:: RECORD EXTRACTS ::
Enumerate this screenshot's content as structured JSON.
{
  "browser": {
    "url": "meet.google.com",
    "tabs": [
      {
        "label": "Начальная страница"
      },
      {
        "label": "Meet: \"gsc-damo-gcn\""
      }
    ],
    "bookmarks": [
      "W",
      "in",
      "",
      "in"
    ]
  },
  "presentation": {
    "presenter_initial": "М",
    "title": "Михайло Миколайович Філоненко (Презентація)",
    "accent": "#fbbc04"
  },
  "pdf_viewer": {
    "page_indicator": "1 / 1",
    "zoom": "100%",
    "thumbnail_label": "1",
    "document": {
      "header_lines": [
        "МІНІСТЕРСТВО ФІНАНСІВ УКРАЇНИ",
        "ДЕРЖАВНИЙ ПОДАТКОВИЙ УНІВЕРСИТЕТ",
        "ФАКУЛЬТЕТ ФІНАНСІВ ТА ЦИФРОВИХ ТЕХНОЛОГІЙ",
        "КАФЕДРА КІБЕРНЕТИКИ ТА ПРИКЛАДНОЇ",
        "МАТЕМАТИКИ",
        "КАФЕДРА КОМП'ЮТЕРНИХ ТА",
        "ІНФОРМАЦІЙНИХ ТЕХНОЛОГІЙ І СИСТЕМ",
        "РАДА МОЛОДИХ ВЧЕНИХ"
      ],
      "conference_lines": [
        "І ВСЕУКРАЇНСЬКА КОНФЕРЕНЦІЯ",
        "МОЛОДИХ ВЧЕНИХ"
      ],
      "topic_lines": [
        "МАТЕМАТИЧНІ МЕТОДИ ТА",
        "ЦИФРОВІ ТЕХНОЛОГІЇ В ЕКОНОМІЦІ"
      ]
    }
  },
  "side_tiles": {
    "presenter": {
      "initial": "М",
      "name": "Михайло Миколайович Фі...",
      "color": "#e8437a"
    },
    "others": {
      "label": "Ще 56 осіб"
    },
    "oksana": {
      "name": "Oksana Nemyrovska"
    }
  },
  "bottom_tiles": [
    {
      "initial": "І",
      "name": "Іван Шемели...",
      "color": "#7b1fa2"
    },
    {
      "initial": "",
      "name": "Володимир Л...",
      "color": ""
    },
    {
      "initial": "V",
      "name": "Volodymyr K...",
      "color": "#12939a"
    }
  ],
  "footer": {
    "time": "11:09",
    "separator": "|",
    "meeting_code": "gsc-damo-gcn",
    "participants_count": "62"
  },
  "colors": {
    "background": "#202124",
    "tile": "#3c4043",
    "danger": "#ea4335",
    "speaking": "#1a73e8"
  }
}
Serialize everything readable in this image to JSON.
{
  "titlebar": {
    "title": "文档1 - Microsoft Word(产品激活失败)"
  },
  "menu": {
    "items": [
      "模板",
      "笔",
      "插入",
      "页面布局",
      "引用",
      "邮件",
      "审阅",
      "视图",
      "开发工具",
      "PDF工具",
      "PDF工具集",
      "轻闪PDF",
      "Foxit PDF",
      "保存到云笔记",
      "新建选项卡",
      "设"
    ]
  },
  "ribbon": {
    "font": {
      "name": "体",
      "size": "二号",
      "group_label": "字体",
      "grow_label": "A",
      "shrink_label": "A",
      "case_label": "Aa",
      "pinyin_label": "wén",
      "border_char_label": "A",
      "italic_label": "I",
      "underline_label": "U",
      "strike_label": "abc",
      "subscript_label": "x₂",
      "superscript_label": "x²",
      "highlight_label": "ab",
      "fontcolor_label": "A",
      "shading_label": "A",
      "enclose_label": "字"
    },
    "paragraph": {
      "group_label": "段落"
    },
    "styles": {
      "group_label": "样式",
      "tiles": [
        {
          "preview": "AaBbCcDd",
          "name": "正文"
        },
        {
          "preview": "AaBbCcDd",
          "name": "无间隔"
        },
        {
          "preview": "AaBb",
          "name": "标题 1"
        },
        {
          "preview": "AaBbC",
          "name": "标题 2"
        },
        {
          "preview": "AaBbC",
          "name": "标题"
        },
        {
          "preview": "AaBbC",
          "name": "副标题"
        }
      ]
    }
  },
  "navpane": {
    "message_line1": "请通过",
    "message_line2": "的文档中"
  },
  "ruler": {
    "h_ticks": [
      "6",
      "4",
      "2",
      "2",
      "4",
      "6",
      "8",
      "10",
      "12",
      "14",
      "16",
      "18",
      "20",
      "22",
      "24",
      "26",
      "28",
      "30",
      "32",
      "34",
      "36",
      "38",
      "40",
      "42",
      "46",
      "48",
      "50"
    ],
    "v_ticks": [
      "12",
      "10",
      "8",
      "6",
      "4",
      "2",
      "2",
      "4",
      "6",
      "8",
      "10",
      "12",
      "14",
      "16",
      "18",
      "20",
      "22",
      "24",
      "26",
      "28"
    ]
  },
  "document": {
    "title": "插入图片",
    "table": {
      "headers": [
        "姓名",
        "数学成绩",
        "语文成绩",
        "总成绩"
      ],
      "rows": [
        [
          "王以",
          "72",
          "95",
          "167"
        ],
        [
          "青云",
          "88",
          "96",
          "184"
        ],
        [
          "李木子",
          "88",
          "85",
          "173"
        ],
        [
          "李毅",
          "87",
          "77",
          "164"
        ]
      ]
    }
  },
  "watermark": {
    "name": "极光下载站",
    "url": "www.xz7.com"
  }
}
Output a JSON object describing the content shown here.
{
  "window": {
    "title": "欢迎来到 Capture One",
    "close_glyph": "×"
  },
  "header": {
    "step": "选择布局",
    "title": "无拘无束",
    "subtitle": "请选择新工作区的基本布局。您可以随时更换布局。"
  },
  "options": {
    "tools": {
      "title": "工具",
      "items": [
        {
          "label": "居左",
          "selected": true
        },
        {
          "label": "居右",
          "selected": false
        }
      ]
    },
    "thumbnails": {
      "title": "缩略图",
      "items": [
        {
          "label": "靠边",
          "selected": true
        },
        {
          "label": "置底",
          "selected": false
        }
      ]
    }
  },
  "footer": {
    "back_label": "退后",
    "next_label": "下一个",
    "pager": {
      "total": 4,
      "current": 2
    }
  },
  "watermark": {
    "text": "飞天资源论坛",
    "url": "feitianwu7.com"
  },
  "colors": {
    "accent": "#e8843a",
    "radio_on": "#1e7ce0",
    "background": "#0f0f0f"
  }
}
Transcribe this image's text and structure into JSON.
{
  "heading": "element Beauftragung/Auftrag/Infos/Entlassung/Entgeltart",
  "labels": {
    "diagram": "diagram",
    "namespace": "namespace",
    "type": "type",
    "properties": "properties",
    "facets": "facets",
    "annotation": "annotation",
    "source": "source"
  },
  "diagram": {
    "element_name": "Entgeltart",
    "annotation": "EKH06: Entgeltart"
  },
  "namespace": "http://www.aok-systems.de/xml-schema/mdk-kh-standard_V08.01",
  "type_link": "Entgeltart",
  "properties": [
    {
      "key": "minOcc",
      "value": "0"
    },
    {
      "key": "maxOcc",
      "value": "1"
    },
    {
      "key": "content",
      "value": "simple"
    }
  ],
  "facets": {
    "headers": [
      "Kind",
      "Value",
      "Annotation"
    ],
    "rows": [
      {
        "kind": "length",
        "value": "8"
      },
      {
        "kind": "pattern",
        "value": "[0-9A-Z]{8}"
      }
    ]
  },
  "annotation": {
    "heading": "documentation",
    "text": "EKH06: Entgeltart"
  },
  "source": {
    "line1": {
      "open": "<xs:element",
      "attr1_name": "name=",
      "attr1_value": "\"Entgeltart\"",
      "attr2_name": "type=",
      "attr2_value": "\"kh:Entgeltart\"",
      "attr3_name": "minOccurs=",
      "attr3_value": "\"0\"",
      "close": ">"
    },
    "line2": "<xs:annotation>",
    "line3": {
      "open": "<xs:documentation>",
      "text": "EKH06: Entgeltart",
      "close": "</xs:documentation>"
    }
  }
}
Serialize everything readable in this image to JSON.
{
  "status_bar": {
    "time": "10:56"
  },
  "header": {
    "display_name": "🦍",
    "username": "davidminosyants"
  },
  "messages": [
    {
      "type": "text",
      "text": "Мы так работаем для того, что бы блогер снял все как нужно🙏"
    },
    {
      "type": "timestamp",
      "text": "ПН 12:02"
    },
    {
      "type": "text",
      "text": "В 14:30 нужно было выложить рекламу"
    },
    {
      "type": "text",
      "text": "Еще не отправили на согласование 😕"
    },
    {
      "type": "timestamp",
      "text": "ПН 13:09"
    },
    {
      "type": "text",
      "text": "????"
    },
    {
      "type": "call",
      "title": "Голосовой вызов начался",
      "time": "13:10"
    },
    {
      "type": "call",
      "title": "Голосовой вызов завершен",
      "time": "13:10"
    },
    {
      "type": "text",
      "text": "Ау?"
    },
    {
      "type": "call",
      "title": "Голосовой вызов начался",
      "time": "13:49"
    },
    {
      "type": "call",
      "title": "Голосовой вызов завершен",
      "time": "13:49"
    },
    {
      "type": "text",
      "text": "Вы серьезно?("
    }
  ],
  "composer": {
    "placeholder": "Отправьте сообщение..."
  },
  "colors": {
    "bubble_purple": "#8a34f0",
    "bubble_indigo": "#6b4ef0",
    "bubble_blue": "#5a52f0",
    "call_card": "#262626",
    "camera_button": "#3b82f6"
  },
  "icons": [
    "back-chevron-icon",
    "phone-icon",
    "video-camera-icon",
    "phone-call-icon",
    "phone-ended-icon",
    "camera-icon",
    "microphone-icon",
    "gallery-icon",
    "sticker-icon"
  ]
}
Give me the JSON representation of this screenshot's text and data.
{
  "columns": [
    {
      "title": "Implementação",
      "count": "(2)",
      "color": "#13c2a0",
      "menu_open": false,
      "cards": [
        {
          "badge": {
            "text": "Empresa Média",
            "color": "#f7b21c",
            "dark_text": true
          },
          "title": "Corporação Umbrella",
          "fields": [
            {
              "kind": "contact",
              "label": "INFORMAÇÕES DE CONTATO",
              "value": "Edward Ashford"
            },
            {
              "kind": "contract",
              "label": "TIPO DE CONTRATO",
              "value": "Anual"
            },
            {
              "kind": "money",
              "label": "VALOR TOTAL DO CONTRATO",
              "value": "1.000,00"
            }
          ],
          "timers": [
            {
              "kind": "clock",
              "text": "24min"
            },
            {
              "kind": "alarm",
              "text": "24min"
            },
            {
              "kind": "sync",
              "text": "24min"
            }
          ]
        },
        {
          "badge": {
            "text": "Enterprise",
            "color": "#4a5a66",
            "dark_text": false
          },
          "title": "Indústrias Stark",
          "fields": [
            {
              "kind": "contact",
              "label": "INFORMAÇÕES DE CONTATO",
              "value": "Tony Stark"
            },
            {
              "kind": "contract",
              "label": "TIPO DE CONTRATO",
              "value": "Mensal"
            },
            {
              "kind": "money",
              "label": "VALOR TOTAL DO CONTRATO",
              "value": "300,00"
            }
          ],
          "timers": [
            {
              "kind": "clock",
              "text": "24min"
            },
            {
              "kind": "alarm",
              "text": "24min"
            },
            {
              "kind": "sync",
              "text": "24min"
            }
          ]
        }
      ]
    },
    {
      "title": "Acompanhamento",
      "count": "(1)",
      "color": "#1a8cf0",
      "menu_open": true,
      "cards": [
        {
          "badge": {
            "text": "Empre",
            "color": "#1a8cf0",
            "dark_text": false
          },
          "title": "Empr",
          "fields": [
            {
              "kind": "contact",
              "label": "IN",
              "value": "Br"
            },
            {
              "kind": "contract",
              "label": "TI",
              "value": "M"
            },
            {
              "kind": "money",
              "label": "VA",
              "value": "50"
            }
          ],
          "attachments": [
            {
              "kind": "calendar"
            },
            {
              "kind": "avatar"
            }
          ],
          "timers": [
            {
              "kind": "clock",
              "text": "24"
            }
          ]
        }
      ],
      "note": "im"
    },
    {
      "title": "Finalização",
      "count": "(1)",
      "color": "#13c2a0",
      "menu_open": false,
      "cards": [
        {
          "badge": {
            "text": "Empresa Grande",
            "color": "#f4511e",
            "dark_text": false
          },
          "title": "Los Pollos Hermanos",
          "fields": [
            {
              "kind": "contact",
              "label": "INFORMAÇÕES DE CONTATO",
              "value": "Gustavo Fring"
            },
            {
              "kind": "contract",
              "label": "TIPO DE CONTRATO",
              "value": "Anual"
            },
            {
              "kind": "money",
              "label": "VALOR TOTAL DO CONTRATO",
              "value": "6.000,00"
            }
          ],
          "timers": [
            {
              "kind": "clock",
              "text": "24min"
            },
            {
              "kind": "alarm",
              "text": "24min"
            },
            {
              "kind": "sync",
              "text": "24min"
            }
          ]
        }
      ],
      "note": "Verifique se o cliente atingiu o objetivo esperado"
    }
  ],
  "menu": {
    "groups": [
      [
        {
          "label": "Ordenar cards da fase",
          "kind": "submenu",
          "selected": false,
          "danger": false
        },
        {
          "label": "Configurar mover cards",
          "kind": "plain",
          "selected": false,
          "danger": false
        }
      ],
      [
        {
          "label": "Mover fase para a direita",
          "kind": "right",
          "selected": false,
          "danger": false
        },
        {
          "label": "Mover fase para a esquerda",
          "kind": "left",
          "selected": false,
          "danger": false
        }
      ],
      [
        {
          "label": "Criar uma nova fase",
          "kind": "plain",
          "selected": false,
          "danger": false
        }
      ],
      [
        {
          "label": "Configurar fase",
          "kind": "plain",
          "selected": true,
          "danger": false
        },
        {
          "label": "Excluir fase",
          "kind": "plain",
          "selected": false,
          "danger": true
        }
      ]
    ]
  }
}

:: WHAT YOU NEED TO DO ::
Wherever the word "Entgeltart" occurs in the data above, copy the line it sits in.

:: TASK RESULT ::
  "heading": "element Beauftragung/Auftrag/Infos/Entlassung/Entgeltart",
    "element_name": "Entgeltart",
    "annotation": "EKH06: Entgeltart"
  "type_link": "Entgeltart",
    "text": "EKH06: Entgeltart"
      "attr1_value": "\"Entgeltart\"",
      "attr2_value": "\"kh:Entgeltart\"",
      "text": "EKH06: Entgeltart",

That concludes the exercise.